Brunel collects Queen's Anniversary Prize at Buckingham Palace
Brunel University has collected the Queen's Anniversary Prize for Further and Higher Education at a ceremony at Buckingham Palace, in recognition of the Institute for the Environment's groundbreaking research into the effects of hormone disrupting chemicals.
The ‘Diamond Jubilee’ round of awards was presented by Her Majesty the Queen and the Duke of Edinburgh.
The Prizes recognise and celebrate outstanding work which is deemed to have had a real and practical impact for the benefit of humanity. Professor in Ecotoxicology John Sumpter and his team, including Professor Susan Jobling, secured the award for research uncovering the link between exposure to water pollution and sex change in male fish in UK rivers. The research provided the impetus for human health research also linking chemical exposure with declining sperm counts, increased incidence of male genital abnormalities, and testicular, breast and prostate cancer in human populations.
Professor Sumpter said: “The long-term aim of our research and teaching is to ensure that society thinks more carefully about the use of chemicals and the impact they have on the environment. Our health and the health of our rivers are of great importance, so we’re honoured to receive this recognition of our work at the Institute for the Environment.”
The research, now being led by the new head of the Institute for the Environment, Professor Susan Jobling, shows that many chemicals in everyday use are inefficiently removed by sewage treatment, passing into rivers and eventually into the drinking water supply.

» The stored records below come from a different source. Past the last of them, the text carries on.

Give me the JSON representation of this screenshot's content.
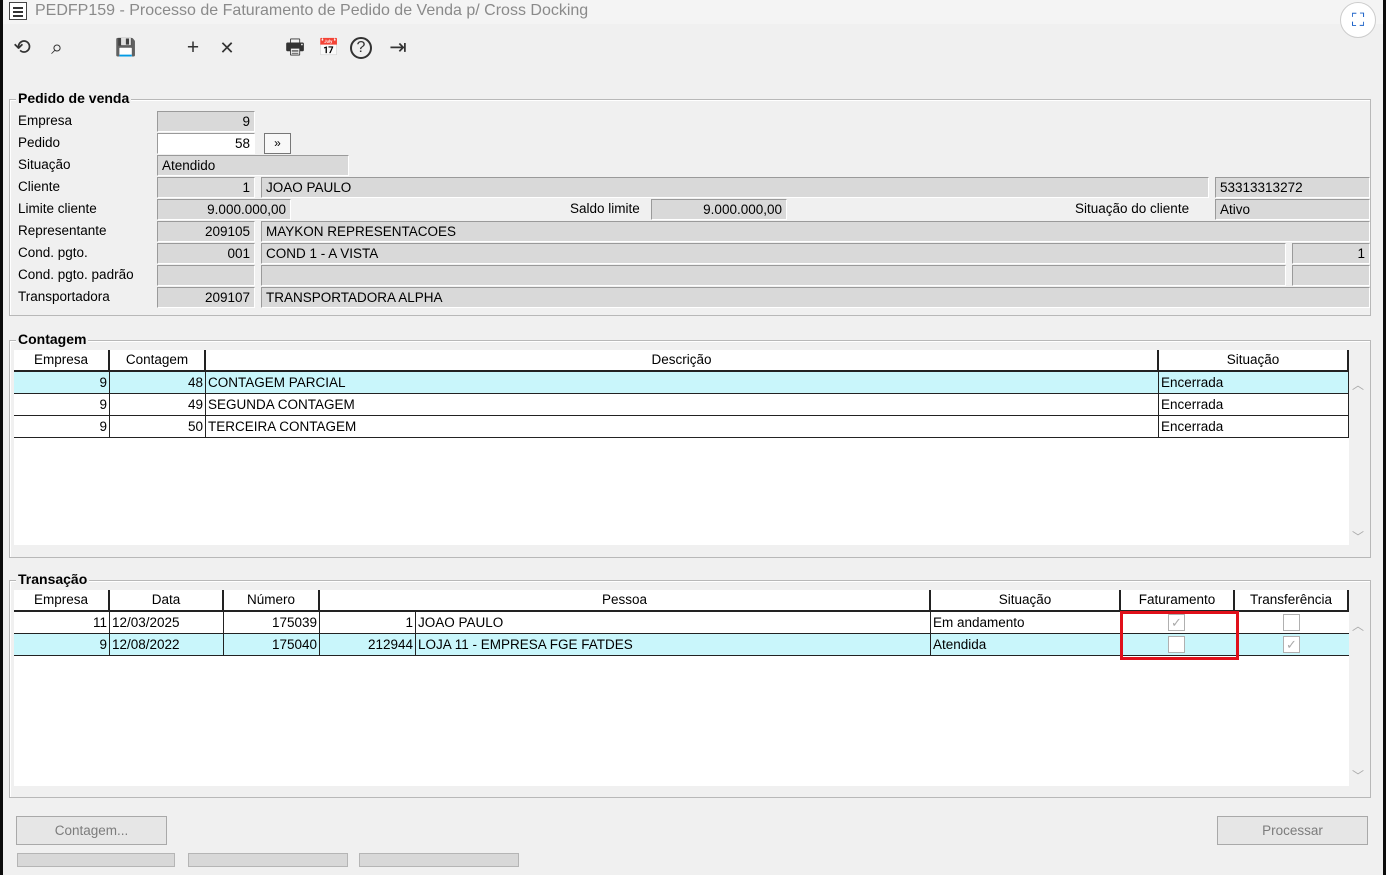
{
  "window": {
    "title": "PEDFP159 - Processo de Faturamento de Pedido de Venda p/ Cross Docking"
  },
  "toolbar": {
    "icons": [
      "undo-icon",
      "search-icon",
      "save-icon",
      "add-icon",
      "delete-icon",
      "print-icon",
      "calendar-icon",
      "help-icon",
      "exit-icon"
    ],
    "glyphs": {
      "undo": "⟲",
      "search": "⌕",
      "save": "💾",
      "add": "+",
      "delete": "✕",
      "print": "🖶",
      "calendar": "📅",
      "help": "?",
      "exit": "⇥"
    }
  },
  "pedido": {
    "legend": "Pedido de venda",
    "labels": {
      "empresa": "Empresa",
      "pedido": "Pedido",
      "situacao": "Situação",
      "cliente": "Cliente",
      "limite": "Limite cliente",
      "representante": "Representante",
      "cond": "Cond. pgto.",
      "cond_padrao": "Cond. pgto. padrão",
      "transportadora": "Transportadora",
      "saldo": "Saldo limite",
      "situacao_cliente": "Situação do cliente"
    },
    "values": {
      "empresa": "9",
      "pedido": "58",
      "situacao": "Atendido",
      "cliente_cod": "1",
      "cliente_nome": "JOAO PAULO",
      "cliente_doc": "53313313272",
      "limite": "9.000.000,00",
      "saldo": "9.000.000,00",
      "situacao_cliente": "Ativo",
      "rep_cod": "209105",
      "rep_nome": "MAYKON REPRESENTACOES",
      "cond_cod": "001",
      "cond_nome": "COND 1 - A VISTA",
      "cond_num": "1",
      "cond_padrao_cod": "",
      "cond_padrao_nome": "",
      "transp_cod": "209107",
      "transp_nome": "TRANSPORTADORA ALPHA"
    },
    "nav_button": "»"
  },
  "contagem": {
    "legend": "Contagem",
    "columns": [
      "Empresa",
      "Contagem",
      "Descrição",
      "Situação"
    ],
    "rows": [
      {
        "empresa": "9",
        "contagem": "48",
        "descricao": "CONTAGEM PARCIAL",
        "situacao": "Encerrada"
      },
      {
        "empresa": "9",
        "contagem": "49",
        "descricao": "SEGUNDA CONTAGEM",
        "situacao": "Encerrada"
      },
      {
        "empresa": "9",
        "contagem": "50",
        "descricao": "TERCEIRA CONTAGEM",
        "situacao": "Encerrada"
      }
    ]
  },
  "transacao": {
    "legend": "Transação",
    "columns": [
      "Empresa",
      "Data",
      "Número",
      "Pessoa",
      "Situação",
      "Faturamento",
      "Transferência"
    ],
    "rows": [
      {
        "empresa": "11",
        "data": "12/03/2025",
        "numero": "175039",
        "pessoa_cod": "1",
        "pessoa_nome": "JOAO PAULO",
        "situacao": "Em andamento",
        "faturamento": true,
        "transferencia": false
      },
      {
        "empresa": "9",
        "data": "12/08/2022",
        "numero": "175040",
        "pessoa_cod": "212944",
        "pessoa_nome": "LOJA 11 - EMPRESA FGE FATDES",
        "situacao": "Atendida",
        "faturamento": false,
        "transferencia": true
      }
    ],
    "highlight_color": "#e0101a"
  },
  "buttons": {
    "contagem": "Contagem...",
    "processar": "Processar"
  },
  "colors": {
    "selected_row": "#c9f6fb"
  }
}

Many of these chemicals, including those found in contraceptive pills and dishwasher tablet ingredients, can interfere with or mimic hormones in the body, leading to problems with reproductive health.

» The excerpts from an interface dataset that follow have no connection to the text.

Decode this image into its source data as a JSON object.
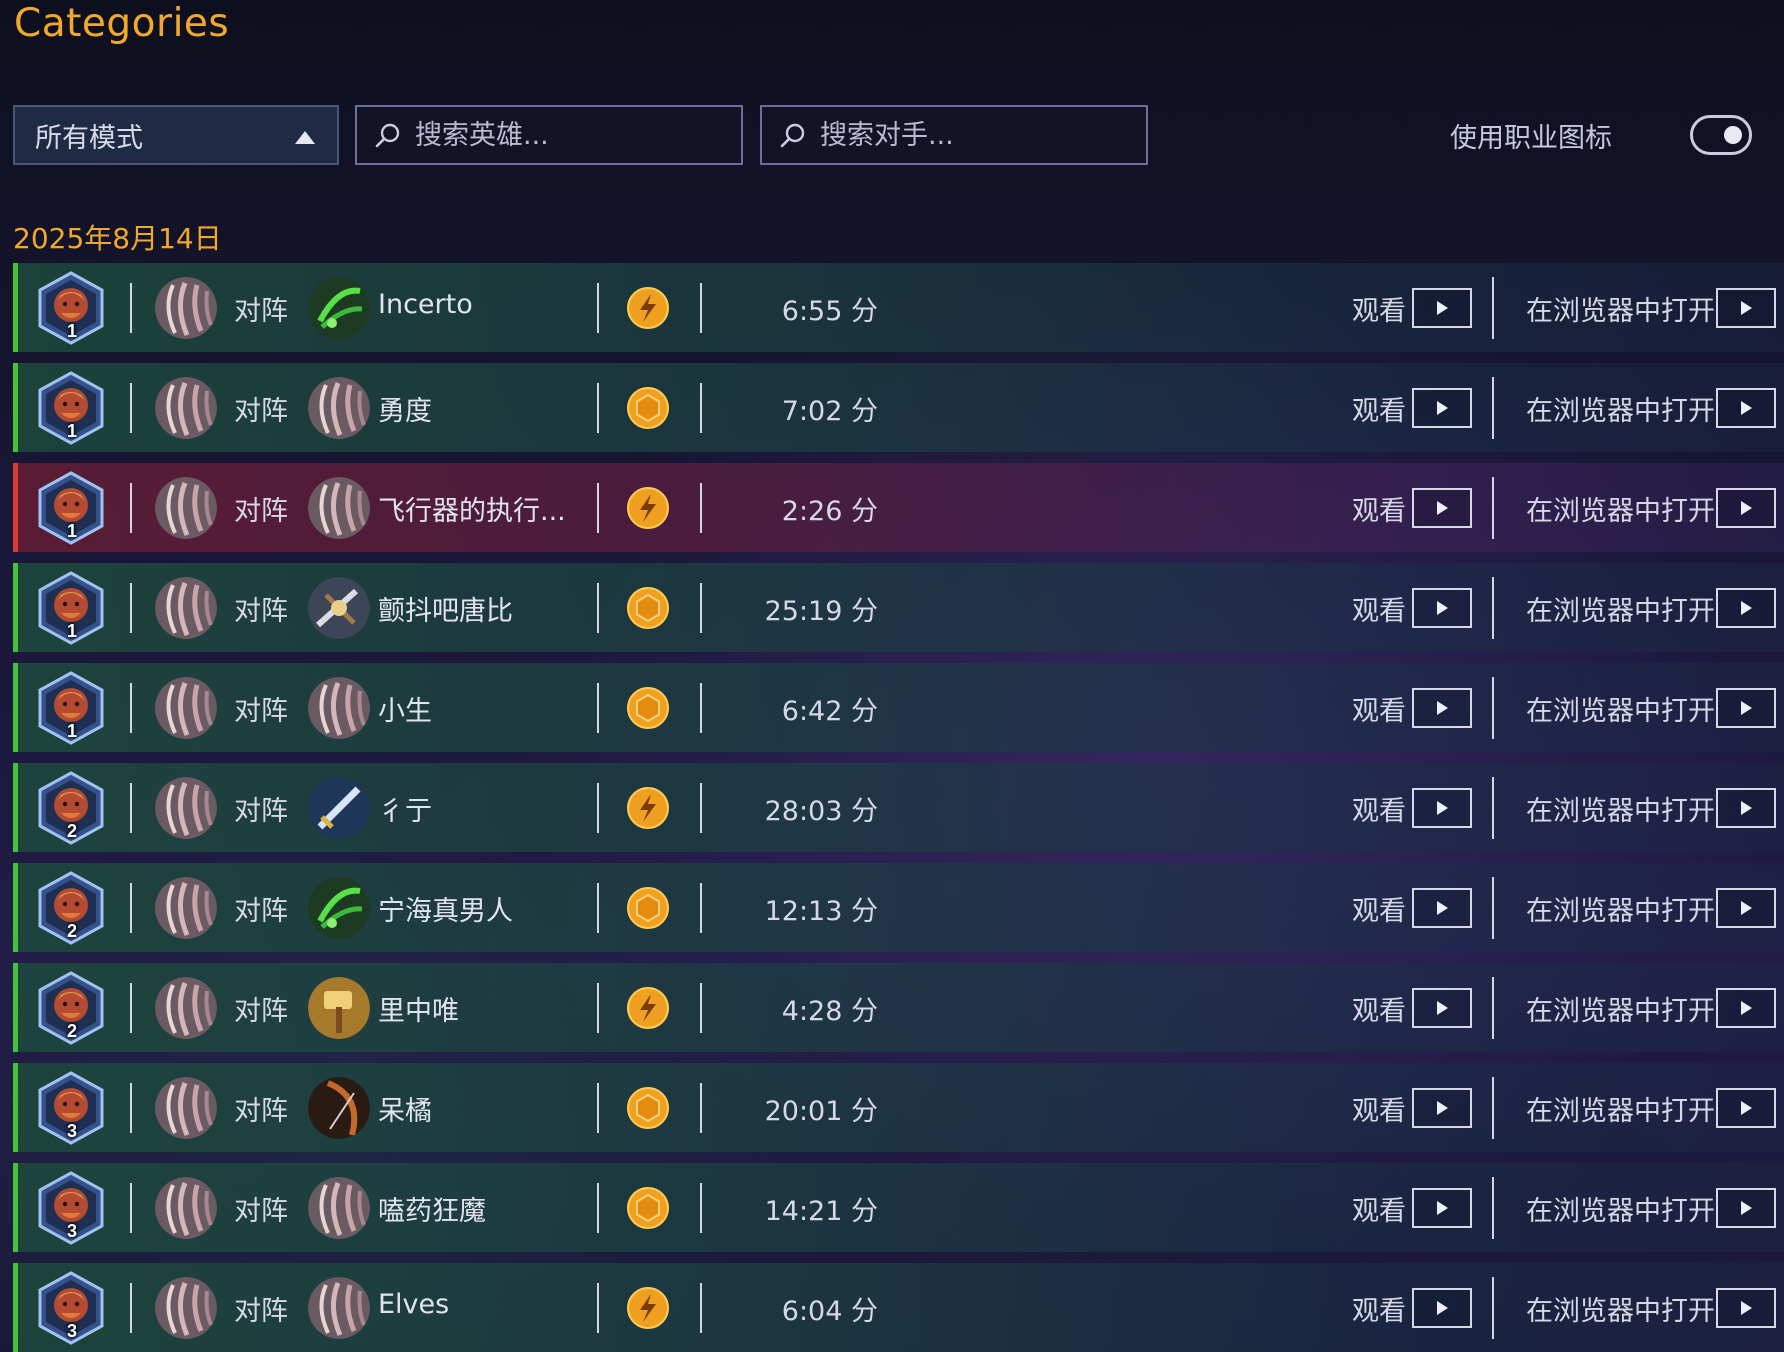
{
  "header": {
    "title": "Categories"
  },
  "filters": {
    "mode_select_value": "所有模式",
    "hero_search_placeholder": "搜索英雄...",
    "opponent_search_placeholder": "搜索对手...",
    "class_icon_toggle_label": "使用职业图标",
    "class_icon_toggle_on": true
  },
  "date_heading": "2025年8月14日",
  "colors": {
    "accent": "#f2a82a",
    "win": "#3fc43a",
    "loss": "#d83a3a"
  },
  "labels": {
    "vs": "对阵",
    "watch": "观看",
    "open_in_browser": "在浏览器中打开"
  },
  "matches": [
    {
      "rank": "1",
      "result": "win",
      "opponent": "Incerto",
      "opponent_icon": "green-claw-icon",
      "mode_icon": "standard-mode-icon",
      "duration": "6:55 分"
    },
    {
      "rank": "1",
      "result": "win",
      "opponent": "勇度",
      "opponent_icon": "default-hero-icon",
      "mode_icon": "casual-mode-icon",
      "duration": "7:02 分"
    },
    {
      "rank": "1",
      "result": "loss",
      "opponent": "飞行器的执行...",
      "opponent_icon": "default-hero-icon",
      "mode_icon": "standard-mode-icon",
      "duration": "2:26 分"
    },
    {
      "rank": "1",
      "result": "win",
      "opponent": "颤抖吧唐比",
      "opponent_icon": "silver-knight-icon",
      "mode_icon": "casual-mode-icon",
      "duration": "25:19 分"
    },
    {
      "rank": "1",
      "result": "win",
      "opponent": "小生",
      "opponent_icon": "default-hero-icon",
      "mode_icon": "casual-mode-icon",
      "duration": "6:42 分"
    },
    {
      "rank": "2",
      "result": "win",
      "opponent": "彳亍",
      "opponent_icon": "blue-sword-icon",
      "mode_icon": "standard-mode-icon",
      "duration": "28:03 分"
    },
    {
      "rank": "2",
      "result": "win",
      "opponent": "宁海真男人",
      "opponent_icon": "green-claw-icon",
      "mode_icon": "casual-mode-icon",
      "duration": "12:13 分"
    },
    {
      "rank": "2",
      "result": "win",
      "opponent": "里中唯",
      "opponent_icon": "golden-hammer-icon",
      "mode_icon": "standard-mode-icon",
      "duration": "4:28 分"
    },
    {
      "rank": "3",
      "result": "win",
      "opponent": "呆橘",
      "opponent_icon": "dark-bow-icon",
      "mode_icon": "casual-mode-icon",
      "duration": "20:01 分"
    },
    {
      "rank": "3",
      "result": "win",
      "opponent": "嗑药狂魔",
      "opponent_icon": "default-hero-icon",
      "mode_icon": "casual-mode-icon",
      "duration": "14:21 分"
    },
    {
      "rank": "3",
      "result": "win",
      "opponent": "Elves",
      "opponent_icon": "default-hero-icon",
      "mode_icon": "standard-mode-icon",
      "duration": "6:04 分"
    }
  ]
}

The Institute’s work was selected for the Queen’s Anniversary Prize as a leading example of excellence not just in research, but also in global impact. Through their engagement with policy makers, regulators and industries, the Institute’s researchers have been instrumental in helping to find cost-effective ways of managing the risk posed by these chemicals, including new waste water treatment processes to remove them or restrictions and bans on their production.

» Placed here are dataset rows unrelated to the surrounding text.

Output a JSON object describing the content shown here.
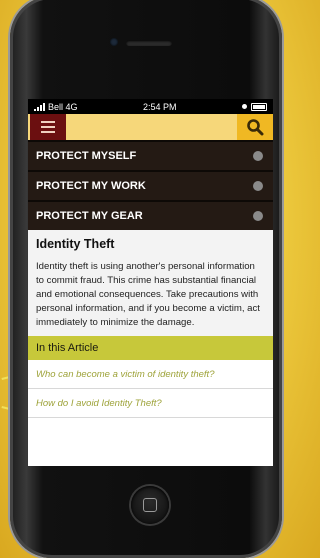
{
  "status": {
    "carrier": "Bell 4G",
    "time": "2:54 PM"
  },
  "appbar": {
    "menu_icon": "hamburger-menu-icon",
    "search_icon": "search-icon"
  },
  "nav": [
    {
      "label": "PROTECT MYSELF"
    },
    {
      "label": "PROTECT MY WORK"
    },
    {
      "label": "PROTECT MY GEAR"
    }
  ],
  "article": {
    "title": "Identity Theft",
    "body": "Identity theft is using another's personal information to commit fraud. This crime has substantial financial and emotional consequences. Take precautions with personal information, and if you become a victim, act immediately to minimize the damage."
  },
  "toc": {
    "header": "In this Article",
    "items": [
      "Who can become a victim of identity theft?",
      "How do I avoid Identity Theft?"
    ]
  },
  "colors": {
    "brand_red": "#6b0f10",
    "accent_yellow": "#f0b823",
    "nav_dark": "#241a14",
    "toc_green": "#c7c83a"
  }
}
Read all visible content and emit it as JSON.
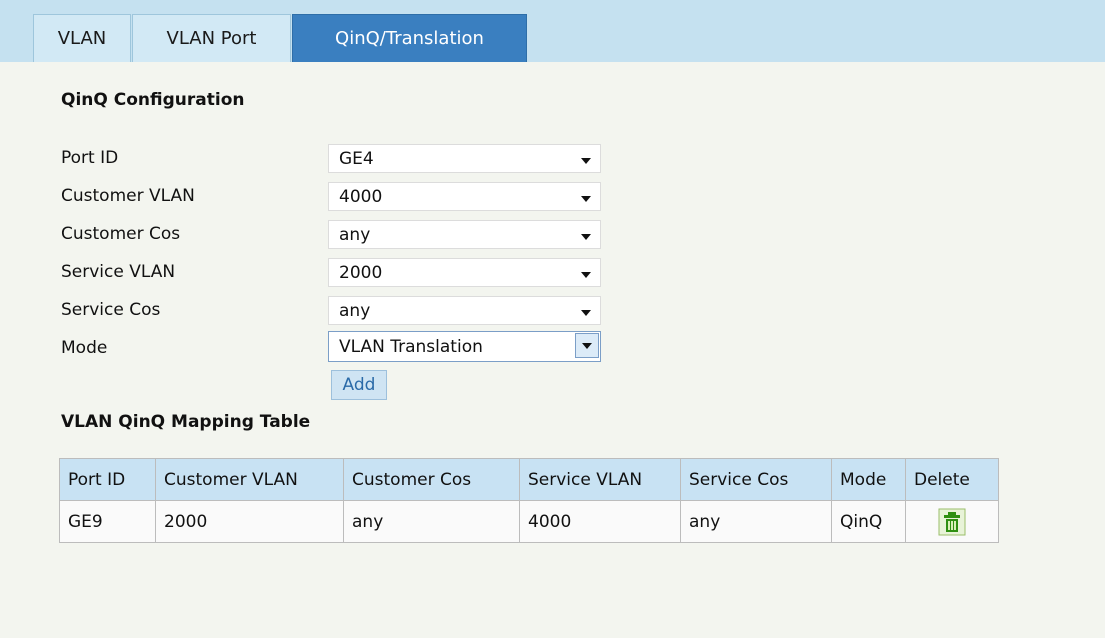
{
  "tabs": [
    {
      "label": "VLAN"
    },
    {
      "label": "VLAN Port"
    },
    {
      "label": "QinQ/Translation"
    }
  ],
  "qinq_config": {
    "title": "QinQ Configuration",
    "fields": [
      {
        "label": "Port ID",
        "value": "GE4"
      },
      {
        "label": "Customer VLAN",
        "value": "4000"
      },
      {
        "label": "Customer Cos",
        "value": "any"
      },
      {
        "label": "Service VLAN",
        "value": "2000"
      },
      {
        "label": "Service Cos",
        "value": "any"
      },
      {
        "label": "Mode",
        "value": "VLAN Translation"
      }
    ],
    "add_label": "Add"
  },
  "mapping_table": {
    "title": "VLAN QinQ Mapping Table",
    "headers": [
      "Port ID",
      "Customer VLAN",
      "Customer Cos",
      "Service VLAN",
      "Service Cos",
      "Mode",
      "Delete"
    ],
    "rows": [
      {
        "port_id": "GE9",
        "customer_vlan": "2000",
        "customer_cos": "any",
        "service_vlan": "4000",
        "service_cos": "any",
        "mode": "QinQ",
        "delete_icon": "trash-icon"
      }
    ]
  },
  "colors": {
    "tab_active": "#3a7fc0",
    "tab_bar": "#c5e1f0",
    "table_header": "#c8e2f3",
    "page_bg": "#f3f5ef",
    "delete_icon": "#2f8f12"
  }
}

Vice-Chancellor Professor Chris Jenks said: “Brunel University is delighted to receive this recognition of our globally influential research carried out by the Institute for the Environment. We pride ourselves on being at the cutting edge of research at Brunel University and the work of Professor John Sumpter and his team is a fine example of our research excellence.”